A prospective, randomized study was performed over a 2-year period. Patients who had a lower respiratory tract infection that was acquired during mechanical ventilation and for whom samples obtained from the respiratory tract were sent for culture were randomized to 1 of 2 groups. Samples were cultured for the control group, and results were reported using standard procedures. Samples were also cultured for the test subject group using standard procedures, but in addition, a rapid antibiogram was immediately performed by placing E-test antibiotic strips (AB Biodisk) directly on respiratory tract samples. Patients in the E-test group received a preliminary laboratory report when it became available. The 2 patient groups were compared according to the following variables: type and severity of underlying conditions, total days of antimicrobial use, number of defined daily doses, cost of acquisition of the antimicrobial agent per episode, days of fever, days receiving mechanical ventilation, days in the intensive care unit, incidence of Clostridium difficile-associated diarrhea, and mortality.
Reporting a rapid E-test was associated with fewer days of fever, fewer days of antibiotic administration until resolution of the episode of ventilator-associated pneumonia, decreased antibiotic consumption, less C. difficile-associated diarrhea, lower costs of antimicrobial agents, and fewer days receiving mechanical ventilation.
A rapid E-test of respiratory tract samples improves antimicrobial use in cases of ventilator-associated pneumonia.
[Show abstract][Hide abstract] ABSTRACT: Background: Orthopaedic infection related to joint prosthesis deserves special efforts from a multidisciplinary team. Despite effective culture methods, some cases with low-grade or “nonculturable” infections still present a challenge. We investigate the value of a polymerase chain reaction (PCR) test in the diagnosis of patients with prosthetic joint infections (PJI).
Methods: From July 2004 through April 2005, a total of 34 cases which had undergone prosthetic joint surgery were investigated. There were 10 cases of PJI, defined by standard methods (clinical, histological and microbiological). Intra-operative biopsy samples obtained from the neocapsule and the interface membrane were examined by means of routine culture methods and by universal PCR for detection of the 16S ribosomal RNA gene. Control subjects included 24 cases (18 undergoing primary joint surgery and 6 undergoing a revision arthroplasty). We also evaluated age, sex, co-morbidity factors, timing and site of infection, etiology, and treatment. The follow-up period was between 3-9 months.
Results: The case group consisted of 8 women and 2 men, mean age 70.9 years (range 40-81). There were 7 early PJI and 3 late PJI. The hip was involved in 8 cases and the knee in 2 cases.
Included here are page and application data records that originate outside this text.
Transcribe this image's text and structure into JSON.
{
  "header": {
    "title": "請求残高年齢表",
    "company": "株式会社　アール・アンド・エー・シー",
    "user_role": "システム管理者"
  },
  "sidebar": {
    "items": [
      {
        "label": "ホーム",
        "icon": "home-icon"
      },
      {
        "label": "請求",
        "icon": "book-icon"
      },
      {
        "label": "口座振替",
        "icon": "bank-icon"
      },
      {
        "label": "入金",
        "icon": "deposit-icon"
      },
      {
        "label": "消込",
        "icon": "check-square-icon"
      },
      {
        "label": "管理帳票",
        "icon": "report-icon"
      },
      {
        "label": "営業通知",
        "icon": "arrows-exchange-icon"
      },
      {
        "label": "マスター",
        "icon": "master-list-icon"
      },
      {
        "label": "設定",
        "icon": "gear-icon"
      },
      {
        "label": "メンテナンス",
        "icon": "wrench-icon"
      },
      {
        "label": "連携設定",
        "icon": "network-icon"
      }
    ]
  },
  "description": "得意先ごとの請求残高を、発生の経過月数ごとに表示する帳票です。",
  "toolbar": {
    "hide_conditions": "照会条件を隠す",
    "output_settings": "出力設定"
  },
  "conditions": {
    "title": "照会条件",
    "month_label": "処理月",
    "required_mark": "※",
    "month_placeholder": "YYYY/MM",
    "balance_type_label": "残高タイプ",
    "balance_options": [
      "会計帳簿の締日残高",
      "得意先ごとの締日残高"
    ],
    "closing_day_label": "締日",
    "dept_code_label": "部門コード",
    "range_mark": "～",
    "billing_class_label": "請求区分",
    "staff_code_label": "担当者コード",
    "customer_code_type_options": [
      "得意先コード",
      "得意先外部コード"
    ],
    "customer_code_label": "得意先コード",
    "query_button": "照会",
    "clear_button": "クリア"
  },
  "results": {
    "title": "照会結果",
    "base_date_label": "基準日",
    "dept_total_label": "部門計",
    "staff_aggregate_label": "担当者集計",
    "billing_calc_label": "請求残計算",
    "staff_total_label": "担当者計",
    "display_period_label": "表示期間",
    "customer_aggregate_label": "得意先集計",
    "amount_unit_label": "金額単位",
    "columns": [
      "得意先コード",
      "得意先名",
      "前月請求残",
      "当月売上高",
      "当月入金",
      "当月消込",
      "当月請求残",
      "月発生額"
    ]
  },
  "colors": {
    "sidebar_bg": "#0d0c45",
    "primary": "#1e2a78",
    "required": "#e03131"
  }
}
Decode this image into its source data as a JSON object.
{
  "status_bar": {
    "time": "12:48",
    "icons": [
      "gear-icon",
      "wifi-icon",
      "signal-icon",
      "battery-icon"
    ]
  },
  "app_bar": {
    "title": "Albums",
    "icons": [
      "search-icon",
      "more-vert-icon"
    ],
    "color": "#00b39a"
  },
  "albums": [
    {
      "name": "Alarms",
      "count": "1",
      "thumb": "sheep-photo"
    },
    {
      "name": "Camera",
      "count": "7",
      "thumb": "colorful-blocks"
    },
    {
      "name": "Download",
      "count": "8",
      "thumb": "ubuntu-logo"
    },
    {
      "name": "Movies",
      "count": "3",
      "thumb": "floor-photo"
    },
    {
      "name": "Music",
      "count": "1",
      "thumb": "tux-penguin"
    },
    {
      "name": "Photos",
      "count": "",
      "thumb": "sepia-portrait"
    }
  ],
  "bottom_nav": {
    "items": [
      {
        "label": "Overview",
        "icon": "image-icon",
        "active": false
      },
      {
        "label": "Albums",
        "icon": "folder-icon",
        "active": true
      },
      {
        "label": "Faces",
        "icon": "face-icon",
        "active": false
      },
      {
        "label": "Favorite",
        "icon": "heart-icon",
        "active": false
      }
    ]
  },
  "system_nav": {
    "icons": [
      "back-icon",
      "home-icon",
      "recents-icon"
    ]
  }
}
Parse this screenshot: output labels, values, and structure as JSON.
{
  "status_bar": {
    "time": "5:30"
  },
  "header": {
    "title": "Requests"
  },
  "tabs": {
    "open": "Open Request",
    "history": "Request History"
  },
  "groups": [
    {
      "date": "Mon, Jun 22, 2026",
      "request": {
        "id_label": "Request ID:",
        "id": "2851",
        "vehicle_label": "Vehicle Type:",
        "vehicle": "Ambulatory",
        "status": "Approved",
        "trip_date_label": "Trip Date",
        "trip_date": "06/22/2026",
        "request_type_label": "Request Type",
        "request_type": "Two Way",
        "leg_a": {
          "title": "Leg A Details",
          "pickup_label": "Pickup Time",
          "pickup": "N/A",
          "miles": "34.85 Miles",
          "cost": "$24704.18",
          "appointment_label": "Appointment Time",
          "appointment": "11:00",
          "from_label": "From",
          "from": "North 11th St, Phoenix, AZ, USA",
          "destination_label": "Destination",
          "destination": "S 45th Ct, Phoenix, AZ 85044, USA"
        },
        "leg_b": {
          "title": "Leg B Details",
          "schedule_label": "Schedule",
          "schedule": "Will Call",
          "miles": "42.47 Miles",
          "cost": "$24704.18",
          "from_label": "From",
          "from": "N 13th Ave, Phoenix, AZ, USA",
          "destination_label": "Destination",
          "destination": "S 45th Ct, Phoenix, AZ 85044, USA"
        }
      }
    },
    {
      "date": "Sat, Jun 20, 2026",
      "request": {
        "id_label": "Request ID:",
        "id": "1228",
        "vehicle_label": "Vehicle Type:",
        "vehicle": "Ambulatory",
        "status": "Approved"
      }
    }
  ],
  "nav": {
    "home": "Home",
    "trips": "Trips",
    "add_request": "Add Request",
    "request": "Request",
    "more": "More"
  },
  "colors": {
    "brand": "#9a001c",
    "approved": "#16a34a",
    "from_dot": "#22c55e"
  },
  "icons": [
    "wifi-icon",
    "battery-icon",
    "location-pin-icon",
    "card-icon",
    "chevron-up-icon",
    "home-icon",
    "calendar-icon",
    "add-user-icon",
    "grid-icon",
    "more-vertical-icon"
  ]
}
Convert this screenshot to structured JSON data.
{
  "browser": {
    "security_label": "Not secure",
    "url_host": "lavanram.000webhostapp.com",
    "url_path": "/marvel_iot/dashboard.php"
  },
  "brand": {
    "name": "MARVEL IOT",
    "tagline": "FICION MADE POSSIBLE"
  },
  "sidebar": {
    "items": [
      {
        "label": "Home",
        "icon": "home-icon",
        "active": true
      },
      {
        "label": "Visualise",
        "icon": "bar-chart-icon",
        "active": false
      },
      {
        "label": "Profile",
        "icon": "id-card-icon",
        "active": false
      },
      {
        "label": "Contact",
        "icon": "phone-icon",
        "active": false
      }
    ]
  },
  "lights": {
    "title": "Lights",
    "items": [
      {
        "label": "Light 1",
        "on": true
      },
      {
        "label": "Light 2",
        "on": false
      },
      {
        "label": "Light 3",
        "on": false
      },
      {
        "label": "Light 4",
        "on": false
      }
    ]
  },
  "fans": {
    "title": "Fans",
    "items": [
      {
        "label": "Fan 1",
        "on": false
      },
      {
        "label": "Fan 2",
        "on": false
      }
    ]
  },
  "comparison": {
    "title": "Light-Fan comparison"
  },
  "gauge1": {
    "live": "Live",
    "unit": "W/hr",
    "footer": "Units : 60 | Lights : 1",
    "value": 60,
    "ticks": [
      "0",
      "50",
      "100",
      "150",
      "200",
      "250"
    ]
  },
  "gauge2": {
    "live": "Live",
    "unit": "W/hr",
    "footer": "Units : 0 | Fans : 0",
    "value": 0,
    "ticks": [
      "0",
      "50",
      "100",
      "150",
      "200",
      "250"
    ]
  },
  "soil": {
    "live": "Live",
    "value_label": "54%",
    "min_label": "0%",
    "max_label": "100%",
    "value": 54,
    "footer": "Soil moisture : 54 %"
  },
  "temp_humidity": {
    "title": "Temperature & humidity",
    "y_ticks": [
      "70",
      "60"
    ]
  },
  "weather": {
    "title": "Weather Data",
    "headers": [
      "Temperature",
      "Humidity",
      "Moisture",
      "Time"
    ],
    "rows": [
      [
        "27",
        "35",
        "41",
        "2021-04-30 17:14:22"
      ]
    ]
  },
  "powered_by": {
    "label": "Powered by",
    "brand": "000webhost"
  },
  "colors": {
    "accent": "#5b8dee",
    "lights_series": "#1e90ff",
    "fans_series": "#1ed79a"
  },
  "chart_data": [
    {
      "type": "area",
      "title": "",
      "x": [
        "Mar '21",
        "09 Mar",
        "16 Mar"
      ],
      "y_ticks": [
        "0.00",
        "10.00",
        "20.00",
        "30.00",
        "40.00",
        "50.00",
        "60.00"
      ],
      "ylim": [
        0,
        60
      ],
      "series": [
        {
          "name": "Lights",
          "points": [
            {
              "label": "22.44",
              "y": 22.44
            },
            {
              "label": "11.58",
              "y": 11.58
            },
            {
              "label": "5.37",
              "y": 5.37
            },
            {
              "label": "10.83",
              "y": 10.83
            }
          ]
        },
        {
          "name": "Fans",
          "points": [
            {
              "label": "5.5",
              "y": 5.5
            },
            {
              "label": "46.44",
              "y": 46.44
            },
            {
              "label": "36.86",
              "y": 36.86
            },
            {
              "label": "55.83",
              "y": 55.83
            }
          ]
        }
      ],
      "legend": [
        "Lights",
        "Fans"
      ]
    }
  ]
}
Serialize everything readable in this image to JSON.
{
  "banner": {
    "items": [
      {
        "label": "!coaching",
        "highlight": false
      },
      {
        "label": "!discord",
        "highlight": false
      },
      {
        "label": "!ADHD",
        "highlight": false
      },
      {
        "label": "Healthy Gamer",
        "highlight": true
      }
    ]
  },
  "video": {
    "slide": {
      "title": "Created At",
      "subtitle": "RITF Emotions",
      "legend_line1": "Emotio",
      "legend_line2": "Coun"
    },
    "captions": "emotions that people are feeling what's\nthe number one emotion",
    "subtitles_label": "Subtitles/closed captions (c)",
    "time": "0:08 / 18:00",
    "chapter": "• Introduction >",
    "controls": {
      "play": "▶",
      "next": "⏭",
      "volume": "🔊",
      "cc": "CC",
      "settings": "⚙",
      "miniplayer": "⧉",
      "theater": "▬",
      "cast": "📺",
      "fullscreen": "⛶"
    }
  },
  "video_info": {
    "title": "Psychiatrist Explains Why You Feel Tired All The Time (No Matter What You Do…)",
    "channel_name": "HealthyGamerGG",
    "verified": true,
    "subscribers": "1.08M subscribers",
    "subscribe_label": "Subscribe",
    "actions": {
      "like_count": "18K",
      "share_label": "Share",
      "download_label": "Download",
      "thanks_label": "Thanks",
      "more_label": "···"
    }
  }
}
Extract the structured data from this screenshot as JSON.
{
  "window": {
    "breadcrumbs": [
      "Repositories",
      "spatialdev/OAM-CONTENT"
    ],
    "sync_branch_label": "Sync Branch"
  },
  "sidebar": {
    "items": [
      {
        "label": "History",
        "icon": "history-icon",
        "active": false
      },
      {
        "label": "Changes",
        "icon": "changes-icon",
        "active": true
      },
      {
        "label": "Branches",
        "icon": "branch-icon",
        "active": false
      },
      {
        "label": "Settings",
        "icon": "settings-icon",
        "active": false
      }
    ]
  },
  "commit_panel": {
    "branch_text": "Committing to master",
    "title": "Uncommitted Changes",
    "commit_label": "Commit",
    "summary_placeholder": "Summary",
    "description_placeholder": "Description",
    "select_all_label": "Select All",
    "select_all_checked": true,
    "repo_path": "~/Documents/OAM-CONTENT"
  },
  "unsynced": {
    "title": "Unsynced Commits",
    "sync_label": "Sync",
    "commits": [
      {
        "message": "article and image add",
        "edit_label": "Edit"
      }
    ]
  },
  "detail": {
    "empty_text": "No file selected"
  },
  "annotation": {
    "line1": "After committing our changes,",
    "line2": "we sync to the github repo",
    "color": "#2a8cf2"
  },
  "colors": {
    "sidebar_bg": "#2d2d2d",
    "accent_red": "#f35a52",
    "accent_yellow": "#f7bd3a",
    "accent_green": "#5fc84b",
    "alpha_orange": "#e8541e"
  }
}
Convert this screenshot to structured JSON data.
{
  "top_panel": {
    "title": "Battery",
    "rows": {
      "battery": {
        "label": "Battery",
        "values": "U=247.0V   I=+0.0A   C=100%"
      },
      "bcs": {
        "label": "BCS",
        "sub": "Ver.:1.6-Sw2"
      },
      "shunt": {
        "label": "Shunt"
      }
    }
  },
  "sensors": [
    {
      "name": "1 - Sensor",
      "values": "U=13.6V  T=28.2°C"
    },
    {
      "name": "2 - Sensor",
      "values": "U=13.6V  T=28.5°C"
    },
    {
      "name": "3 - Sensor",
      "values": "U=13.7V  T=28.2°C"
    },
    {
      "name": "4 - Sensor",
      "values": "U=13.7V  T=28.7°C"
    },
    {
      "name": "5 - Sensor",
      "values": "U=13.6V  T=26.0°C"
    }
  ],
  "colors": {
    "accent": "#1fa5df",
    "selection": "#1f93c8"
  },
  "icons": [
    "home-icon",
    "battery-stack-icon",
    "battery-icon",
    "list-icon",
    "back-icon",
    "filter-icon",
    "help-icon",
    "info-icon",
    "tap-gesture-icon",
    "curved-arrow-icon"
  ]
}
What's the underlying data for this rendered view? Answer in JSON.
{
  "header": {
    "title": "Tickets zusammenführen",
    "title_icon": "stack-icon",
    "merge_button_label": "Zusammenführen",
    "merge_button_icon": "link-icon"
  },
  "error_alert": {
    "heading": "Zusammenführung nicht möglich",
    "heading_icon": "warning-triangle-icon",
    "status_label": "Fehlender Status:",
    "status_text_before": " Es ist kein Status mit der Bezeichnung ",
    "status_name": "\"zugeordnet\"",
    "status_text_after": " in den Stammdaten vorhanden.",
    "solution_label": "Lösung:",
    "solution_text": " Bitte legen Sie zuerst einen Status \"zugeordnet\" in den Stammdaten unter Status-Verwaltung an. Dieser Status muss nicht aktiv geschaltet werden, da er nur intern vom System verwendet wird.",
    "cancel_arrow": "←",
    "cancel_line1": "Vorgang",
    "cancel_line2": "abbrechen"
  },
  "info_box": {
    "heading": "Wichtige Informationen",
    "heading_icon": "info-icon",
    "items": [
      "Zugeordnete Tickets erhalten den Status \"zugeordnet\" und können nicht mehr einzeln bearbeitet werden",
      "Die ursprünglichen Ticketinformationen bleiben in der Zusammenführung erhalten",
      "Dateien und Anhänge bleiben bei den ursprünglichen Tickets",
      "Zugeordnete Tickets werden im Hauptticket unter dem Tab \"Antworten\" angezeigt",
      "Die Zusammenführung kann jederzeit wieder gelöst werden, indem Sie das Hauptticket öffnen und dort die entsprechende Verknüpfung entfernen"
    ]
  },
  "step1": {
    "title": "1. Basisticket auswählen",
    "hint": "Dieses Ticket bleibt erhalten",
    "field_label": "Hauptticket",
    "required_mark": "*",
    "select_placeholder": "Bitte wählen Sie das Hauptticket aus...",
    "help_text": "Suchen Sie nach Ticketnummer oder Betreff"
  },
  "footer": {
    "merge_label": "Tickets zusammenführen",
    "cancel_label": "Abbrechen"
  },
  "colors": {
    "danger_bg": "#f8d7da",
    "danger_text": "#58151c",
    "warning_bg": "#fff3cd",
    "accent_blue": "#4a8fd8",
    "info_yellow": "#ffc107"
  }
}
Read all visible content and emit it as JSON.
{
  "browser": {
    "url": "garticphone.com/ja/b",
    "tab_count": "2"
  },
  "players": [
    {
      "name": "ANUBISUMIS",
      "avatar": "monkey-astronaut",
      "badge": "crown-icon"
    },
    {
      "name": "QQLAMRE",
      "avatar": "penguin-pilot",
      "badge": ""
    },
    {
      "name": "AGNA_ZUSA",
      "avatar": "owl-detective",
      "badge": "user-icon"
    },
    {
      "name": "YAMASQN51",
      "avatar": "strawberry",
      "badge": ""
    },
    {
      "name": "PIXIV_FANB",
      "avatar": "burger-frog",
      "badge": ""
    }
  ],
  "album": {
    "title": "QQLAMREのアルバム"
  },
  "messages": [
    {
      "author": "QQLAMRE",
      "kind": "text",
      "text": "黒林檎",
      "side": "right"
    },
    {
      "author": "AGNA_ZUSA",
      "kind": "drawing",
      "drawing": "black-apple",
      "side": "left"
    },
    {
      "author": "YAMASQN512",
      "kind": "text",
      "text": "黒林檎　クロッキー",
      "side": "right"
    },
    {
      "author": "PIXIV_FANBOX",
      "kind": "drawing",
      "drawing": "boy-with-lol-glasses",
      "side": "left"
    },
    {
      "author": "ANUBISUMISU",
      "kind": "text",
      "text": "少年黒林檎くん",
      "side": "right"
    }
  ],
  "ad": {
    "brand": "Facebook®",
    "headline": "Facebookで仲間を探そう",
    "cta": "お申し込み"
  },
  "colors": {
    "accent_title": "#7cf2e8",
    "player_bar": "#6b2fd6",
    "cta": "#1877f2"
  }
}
The control group included 11 women and 13 men, mean age 65.8 years (range 38-91). PCR was positive in 7 out of 10 infected cases detected by routine cultures. There was complete agreement between the 7 positive results obtained by both methods (3 MSSA; 1 E. faecalis; 1 S. viridans; 1 Morganella sp.; 1 MRSA+E.faecalis). The 3 missing infections were 1 monomicrobial infection caused by SBGA and 2 polymicrobial. PCR showed no microorganisms in the control group (in both primary and revision arthroplasty) but culture was positive in 8 cases of the control group (SCN). Thus, globally, PCR had a sensitivity of 70%; specificity of 100%; a positive predictive value of 100% and a negative predictive value of 88.8%.
Conclusion: Our preliminary experience shows us that PCR is a useful tool in the differential diagnosis of prosthetic joint infections, despite a lower sensitivity than expected. The study is ongoing for a new analysis after a follow-up of 15 months.
Infectious Diseases Society of America 2005 Annual Meeting; 10/2005